Remember: Warren Buffett sunk $5B into this place. Wasted!

Reference: Rivaroxaban

November 10, 2008

J&J’s High-Wire Heart Drug

Peter DiBattiste spent years as an interventional cardiologist clearing out heart patients’ arteries. The depressing reality: All too often the patients would be back in the hospital just a few months later with another heart attack or stroke.

Now DiBattiste finally has a chance to do something about it. As head of cardiovascular drugs at Johnson & Johnson, he is helping lead the testing of a powerful new blood thinner in late-stage tests in heart patients at J&J and Bayer. J&J hopes the drug will one day be a huge best seller, reviving its slumping drug unit.

Getting there will be tricky. Results from a mid-stage study presented at a meeting of cardiologists showed the drug, rivaroxaban, slashed heart attacks and strokes by 31% when taken with aspirin and also, in some patients, Plavix, an anti-clotting drug from Bristol-Myers Squibb and Sanofi-Aventis. But the results also showed significantly higher rates of bleeding in patients who took the drug. Very dangerous bleeding episodes took place in 1.2% of the patients studied.

Interesting. But then we are all given a glimpse into the complexity of our bodies:

There are two different ways the blood clots. Cell fragments called platelets clump together; Plavix and prasugrel block these. But there are also fibers in the blood called thrombin and fibrin that stitch the clot together. Rivaroxaban and apixiban block the formation of these by inhibiting an enzyme called factor Xa. Schering’s drug, called a thrombin receptor antagonist (TRA), blocks communication between the two systems — potentially working late in the clotting cascade and not thinning the blood as much.
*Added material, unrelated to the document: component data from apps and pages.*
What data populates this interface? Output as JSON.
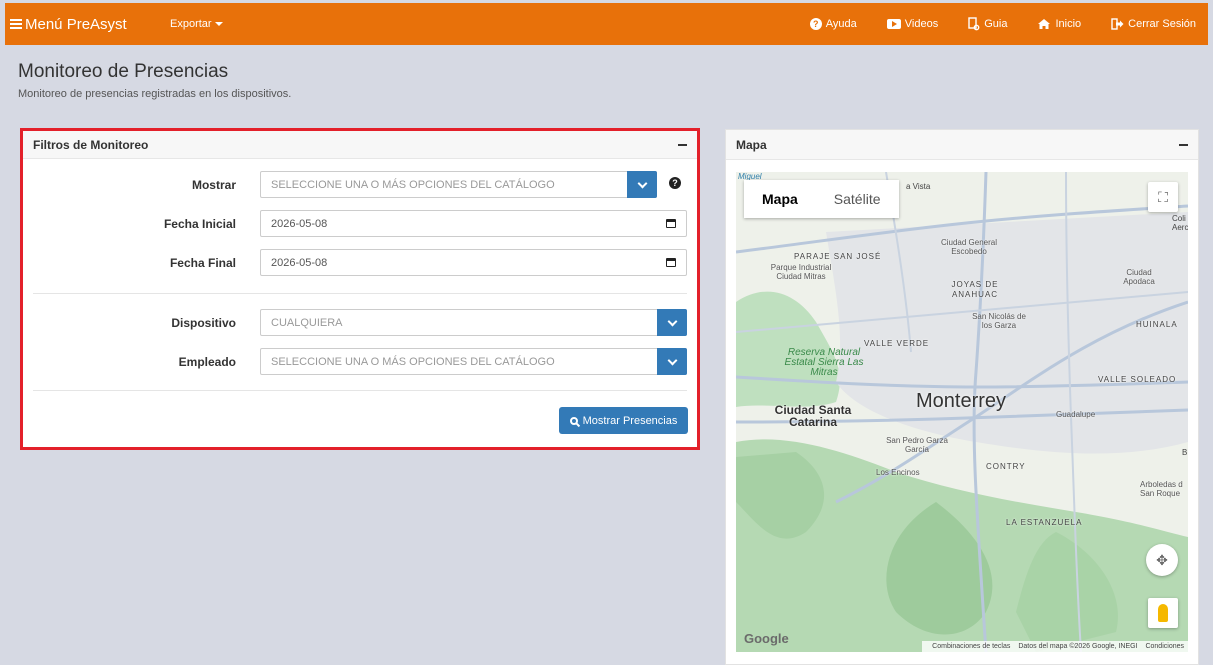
{
  "nav": {
    "brand": "Menú PreAsyst",
    "export": "Exportar",
    "help": "Ayuda",
    "videos": "Videos",
    "guide": "Guia",
    "home": "Inicio",
    "logout": "Cerrar Sesión"
  },
  "page": {
    "title": "Monitoreo de Presencias",
    "subtitle": "Monitoreo de presencias registradas en los dispositivos."
  },
  "filters": {
    "title": "Filtros de Monitoreo",
    "show_label": "Mostrar",
    "show_placeholder": "SELECCIONE UNA O MÁS OPCIONES DEL CATÁLOGO",
    "start_label": "Fecha Inicial",
    "start_value": "2026-05-08",
    "end_label": "Fecha Final",
    "end_value": "2026-05-08",
    "device_label": "Dispositivo",
    "device_value": "CUALQUIERA",
    "employee_label": "Empleado",
    "employee_placeholder": "SELECCIONE UNA O MÁS OPCIONES DEL CATÁLOGO",
    "submit": "Mostrar Presencias"
  },
  "map": {
    "title": "Mapa",
    "tab_map": "Mapa",
    "tab_satellite": "Satélite",
    "google": "Google",
    "attrib_keys": "Combinaciones de teclas",
    "attrib_data": "Datos del mapa ©2026 Google, INEGI",
    "attrib_terms": "Condiciones",
    "labels": {
      "monterrey": "Monterrey",
      "santa_catarina": "Ciudad Santa Catarina",
      "guadalupe": "Guadalupe",
      "escobedo": "Ciudad General Escobedo",
      "san_nicolas": "San Nicolás de los Garza",
      "apodaca": "Ciudad Apodaca",
      "san_pedro": "San Pedro Garza García",
      "valle_verde": "VALLE VERDE",
      "joyas": "JOYAS DE ANAHUAC",
      "contry": "CONTRY",
      "estanzuela": "LA ESTANZUELA",
      "valle_soleado": "VALLE SOLEADO",
      "huinala": "HUINALA",
      "paraje": "PARAJE SAN JOSÉ",
      "parque_industrial": "Parque Industrial Ciudad Mitras",
      "los_encinos": "Los Encinos",
      "reserva": "Reserva Natural Estatal Sierra Las Mitras",
      "miguel": "Miguel",
      "vista": "a Vista",
      "coli": "Coli Aerc",
      "arboledas": "Arboledas d San Roque",
      "b": "B"
    }
  }
}
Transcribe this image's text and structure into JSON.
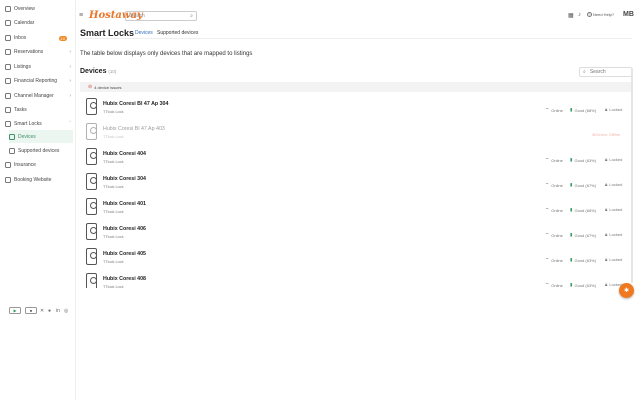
{
  "sidebar": {
    "items": [
      {
        "label": "Overview",
        "icon": "grid-icon"
      },
      {
        "label": "Calendar",
        "icon": "calendar-icon"
      },
      {
        "label": "Inbox",
        "icon": "inbox-icon",
        "badge": "10"
      },
      {
        "label": "Reservations",
        "icon": "reservations-icon"
      },
      {
        "label": "Listings",
        "icon": "listings-icon"
      },
      {
        "label": "Financial Reporting",
        "icon": "finance-icon"
      },
      {
        "label": "Channel Manager",
        "icon": "channel-icon"
      },
      {
        "label": "Tasks",
        "icon": "tasks-icon"
      },
      {
        "label": "Smart Locks",
        "icon": "lock-icon"
      },
      {
        "label": "Devices",
        "icon": "devices-icon"
      },
      {
        "label": "Supported devices",
        "icon": "supported-devices-icon"
      },
      {
        "label": "Insurance",
        "icon": "insurance-icon"
      },
      {
        "label": "Booking Website",
        "icon": "website-icon"
      }
    ],
    "store_badges": [
      "Google Play",
      "App Store"
    ],
    "social": [
      "twitter",
      "facebook",
      "linkedin",
      "instagram"
    ]
  },
  "topbar": {
    "logo": "Hostaway",
    "search_placeholder": "Search",
    "need_help": "Need Help?",
    "avatar": "MB"
  },
  "page": {
    "title": "Smart Locks",
    "tabs": [
      "Devices",
      "Supported devices"
    ],
    "intro": "The table below displays only devices that are mapped to listings",
    "devices_heading": "Devices",
    "devices_count": "(10)",
    "search_placeholder": "Search",
    "issues": "4 device issues"
  },
  "devices": [
    {
      "name": "Hubix Coresi Bl 47 Ap 304",
      "type": "TTlock Lock",
      "online": "Online",
      "signal": "Good (68%)",
      "lock": "Locked",
      "offline": false
    },
    {
      "name": "Hubix Coresi Bl 47 Ap 403",
      "type": "TTlock Lock",
      "offline": true,
      "offline_label": "Device Offline"
    },
    {
      "name": "Hubix Coresi 404",
      "type": "TTlock Lock",
      "online": "Online",
      "signal": "Good (63%)",
      "lock": "Locked",
      "offline": false
    },
    {
      "name": "Hubix Coresi 304",
      "type": "TTlock Lock",
      "online": "Online",
      "signal": "Good (67%)",
      "lock": "Locked",
      "offline": false
    },
    {
      "name": "Hubix Coresi 401",
      "type": "TTlock Lock",
      "online": "Online",
      "signal": "Good (68%)",
      "lock": "Locked",
      "offline": false
    },
    {
      "name": "Hubix Coresi 406",
      "type": "TTlock Lock",
      "online": "Online",
      "signal": "Good (67%)",
      "lock": "Locked",
      "offline": false
    },
    {
      "name": "Hubix Coresi 405",
      "type": "TTlock Lock",
      "online": "Online",
      "signal": "Good (63%)",
      "lock": "Locked",
      "offline": false
    },
    {
      "name": "Hubix Coresi 408",
      "type": "TTlock Lock",
      "online": "Online",
      "signal": "Good (63%)",
      "lock": "Locked",
      "offline": false
    }
  ],
  "colors": {
    "accent": "#2e6fb7",
    "brand": "#e8762b",
    "good": "#3a9b67",
    "offline": "#e25b4b"
  }
}
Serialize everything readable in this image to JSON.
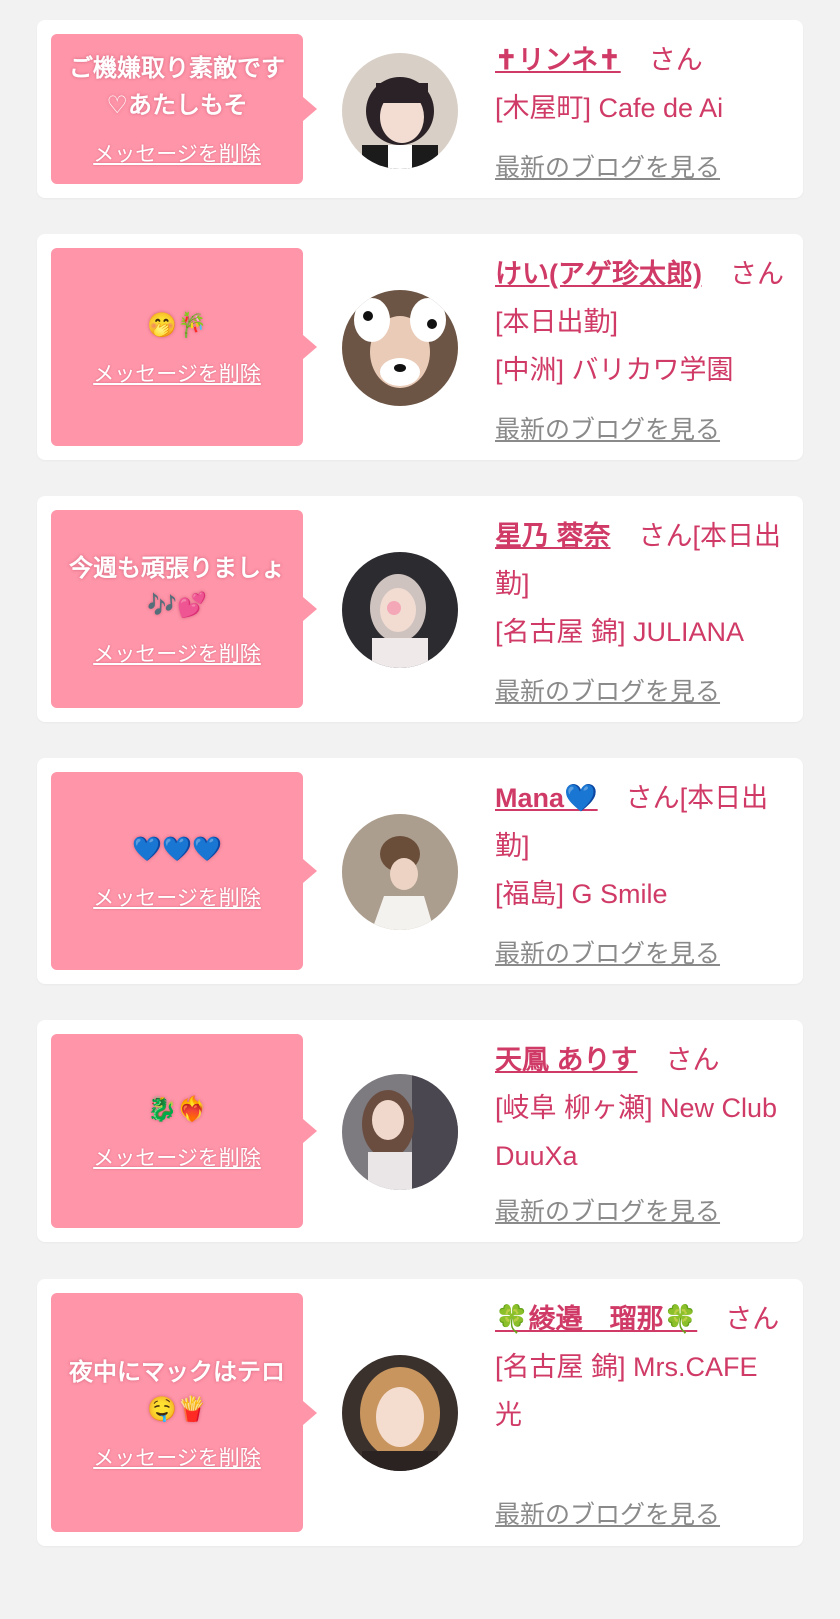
{
  "delete_label": "メッセージを削除",
  "blog_label": "最新のブログを見る",
  "honorific": "さん",
  "colors": {
    "bubble": "#ff95a9",
    "name": "#d03a66",
    "link_gray": "#8a8a8a",
    "page_bg": "#f2f2f2",
    "card_bg": "#ffffff"
  },
  "items": [
    {
      "message": "ご機嫌取り素敵です♡あたしもそ",
      "name": "✝︎リンネ✝︎",
      "status": "",
      "shop": "[木屋町] Cafe de Ai"
    },
    {
      "message": "🤭🎋",
      "name": "けい(アゲ珍太郎)",
      "status": "[本日出勤]",
      "shop": "[中洲] バリカワ学園"
    },
    {
      "message": "今週も頑張りましょ 🎶💕",
      "name": "星乃 蓉奈",
      "status": "[本日出勤]",
      "shop": "[名古屋 錦] JULIANA"
    },
    {
      "message": "💙💙💙",
      "name": "Mana💙",
      "status": "[本日出勤]",
      "shop": "[福島] G Smile"
    },
    {
      "message": "🐉❤️‍🔥",
      "name": "天鳳 ありす",
      "status": "",
      "shop": "[岐阜 柳ヶ瀬] New Club DuuXa"
    },
    {
      "message": "夜中にマックはテロ🤤🍟",
      "name": "🍀綾邉　瑠那🍀",
      "status": "",
      "shop": "[名古屋 錦] Mrs.CAFE 光"
    }
  ]
}
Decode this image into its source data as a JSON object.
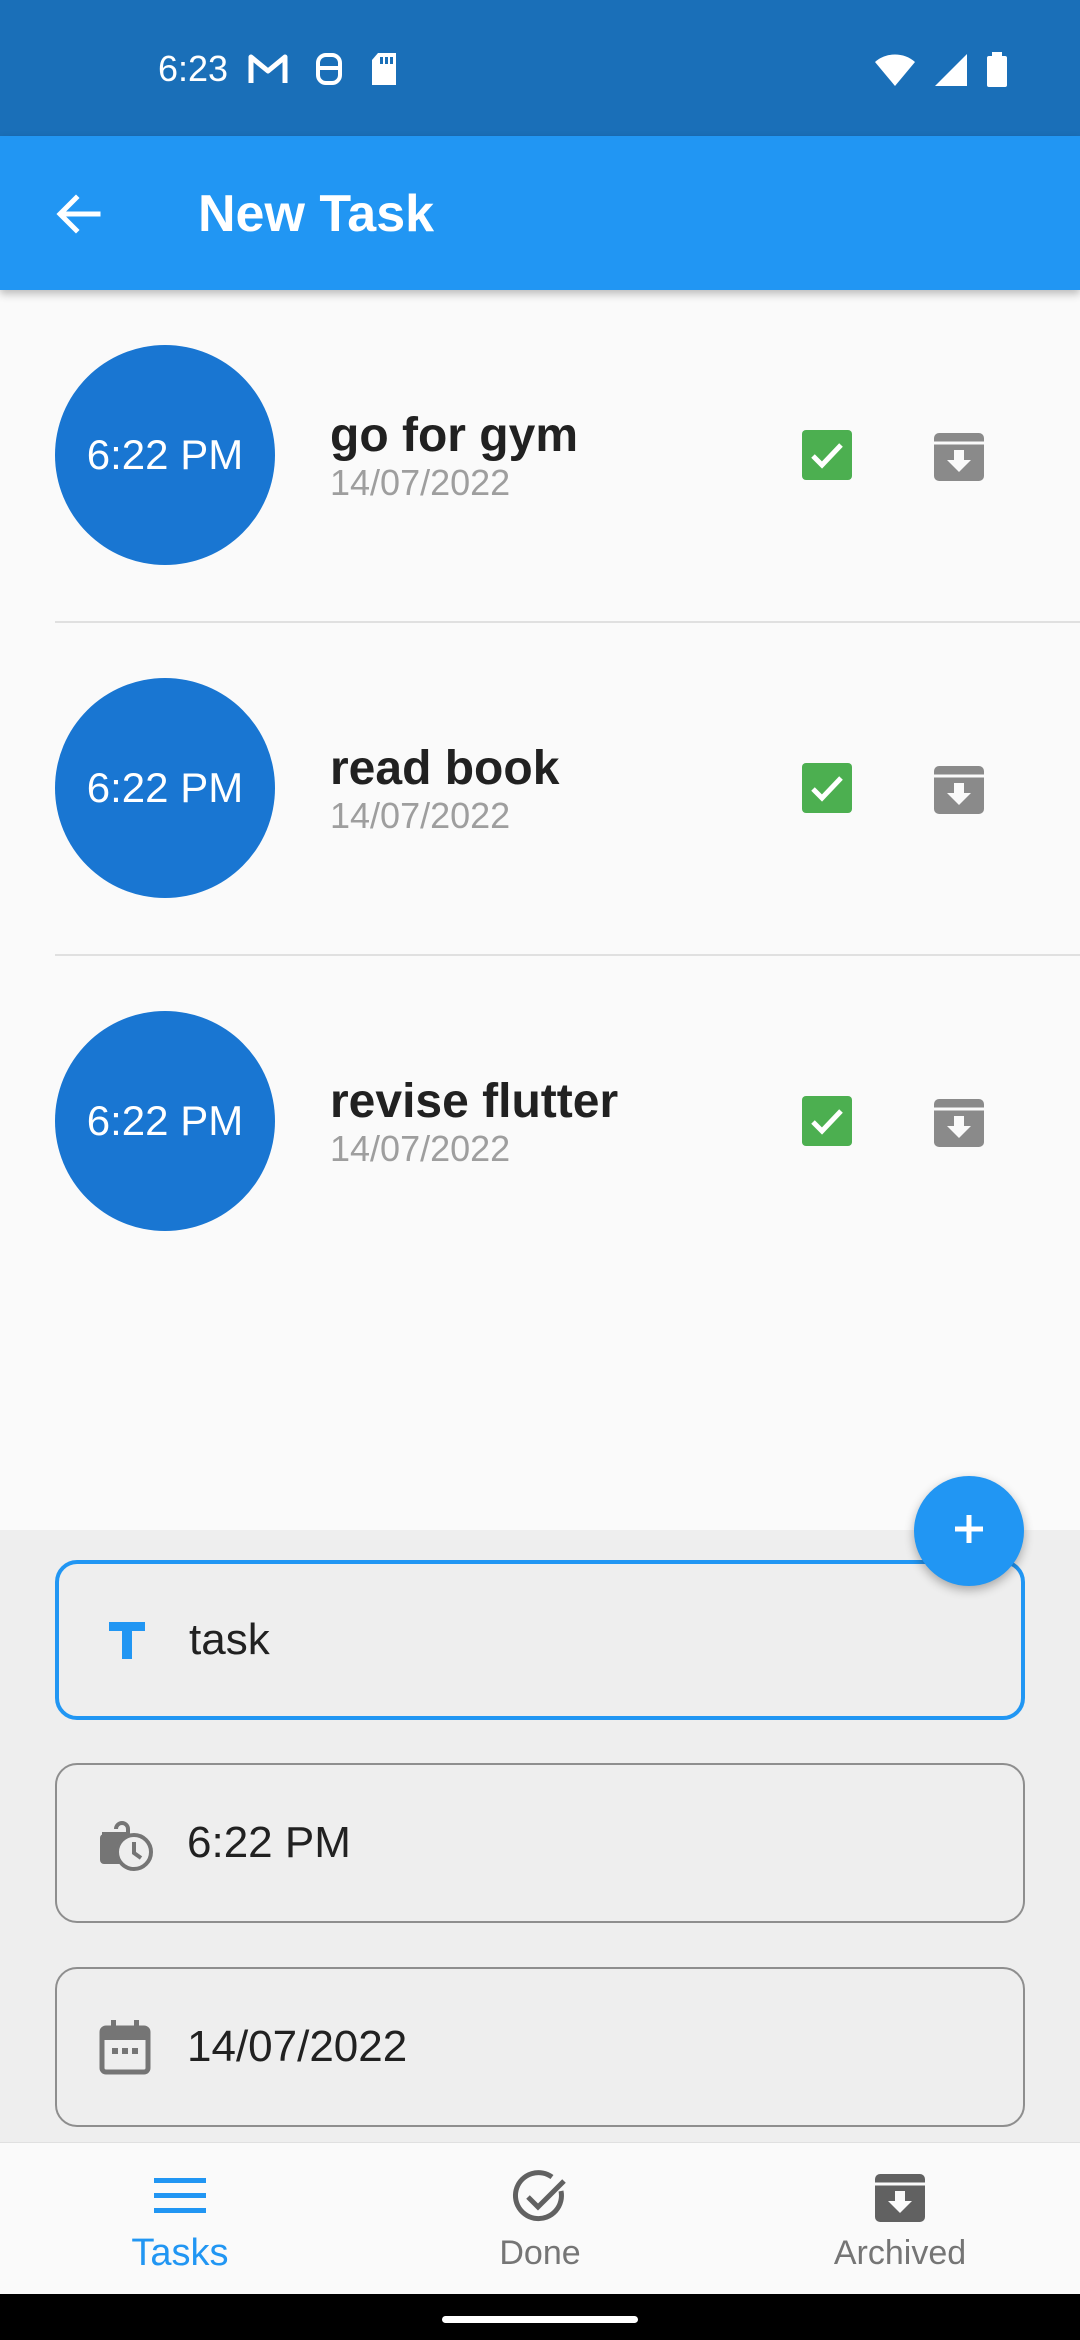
{
  "status_bar": {
    "time": "6:23",
    "left_icons": [
      "gmail-icon",
      "accessibility-icon",
      "sd-card-icon"
    ],
    "right_icons": [
      "wifi-icon",
      "signal-icon",
      "battery-icon"
    ]
  },
  "app_bar": {
    "title": "New Task",
    "back_icon": "arrow-back-icon",
    "color": "#2196f3"
  },
  "tasks": [
    {
      "time": "6:22 PM",
      "title": "go for gym",
      "date": "14/07/2022"
    },
    {
      "time": "6:22 PM",
      "title": "read book",
      "date": "14/07/2022"
    },
    {
      "time": "6:22 PM",
      "title": "revise flutter",
      "date": "14/07/2022"
    }
  ],
  "form": {
    "title_field": {
      "value": "task",
      "icon": "title-icon"
    },
    "time_field": {
      "value": "6:22 PM",
      "icon": "clock-icon"
    },
    "date_field": {
      "value": "14/07/2022",
      "icon": "calendar-icon"
    }
  },
  "fab": {
    "icon": "add-icon"
  },
  "bottom_nav": {
    "items": [
      {
        "label": "Tasks",
        "icon": "menu-icon",
        "active": true
      },
      {
        "label": "Done",
        "icon": "check-circle-icon",
        "active": false
      },
      {
        "label": "Archived",
        "icon": "archive-icon",
        "active": false
      }
    ]
  },
  "colors": {
    "primary": "#2196f3",
    "status_bar": "#1a6fb8",
    "time_circle": "#1976d2",
    "done_green": "#4caf50",
    "archive_grey": "#8a8a8a"
  }
}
Of course the, ahem, holy grail of healing is to answer this question: How did Jesus heal?

Chronicles Of Depression 2.0: #379: A.I.G. #2

November 10, 2008

By this point, I have just two words for A.I.G.: Fuck You.

AIG Gets Expanded Bailout, Posts $24.5 Billion Loss (Update4)

Nov. 10 (Bloomberg) — American International Group Inc. got a $150 billion government rescue package, almost doubling the initial bailout of less than two months ago as the insurer burns through cash at a record rate.

AIG will get lower interest rates and $40 billion of new capital from the government to help ease the impact of four straight quarterly deficits, including a $24.5 billion third- quarter loss posted today by the New York-based company.

Taxpayers will take on the extra risk to give Chief Executive Officer Edward Liddy more time to salvage AIG. The insurer, which needed U.S. help to escape bankruptcy in September, has posted about $43 billion in quarterly losses tied to home mortgages. Liddy’s plan to repay the original $85 billion loan by selling units stalled as plunging financial markets cut into their value and hobbled potential buyers.

“It was obvious to me from Day One that the terms of that arrangement were really quite punitive in terms of the interest rate and the commitment fee and the shortness of it,” Liddy said today in a Bloomberg Television interview. “I started really about a week after I got here trying to renegotiate.”

Emphasis added by me.

Then why the fuck did you agree to it, asshole?

Don’t come crying to me when I’ve had contracts shoved in my face with Fuck You Take It Or Go Fuck Yourself Terms.

If you don’t like it, do what you’re supposed to do under your ruling Dollar Uber Alles philosophy: Drop Fucking Dead.

All you’re doing right now is pretend living. I’d pull the fucking plug on you.

On all of you.

It’s time to let it all crash and start again.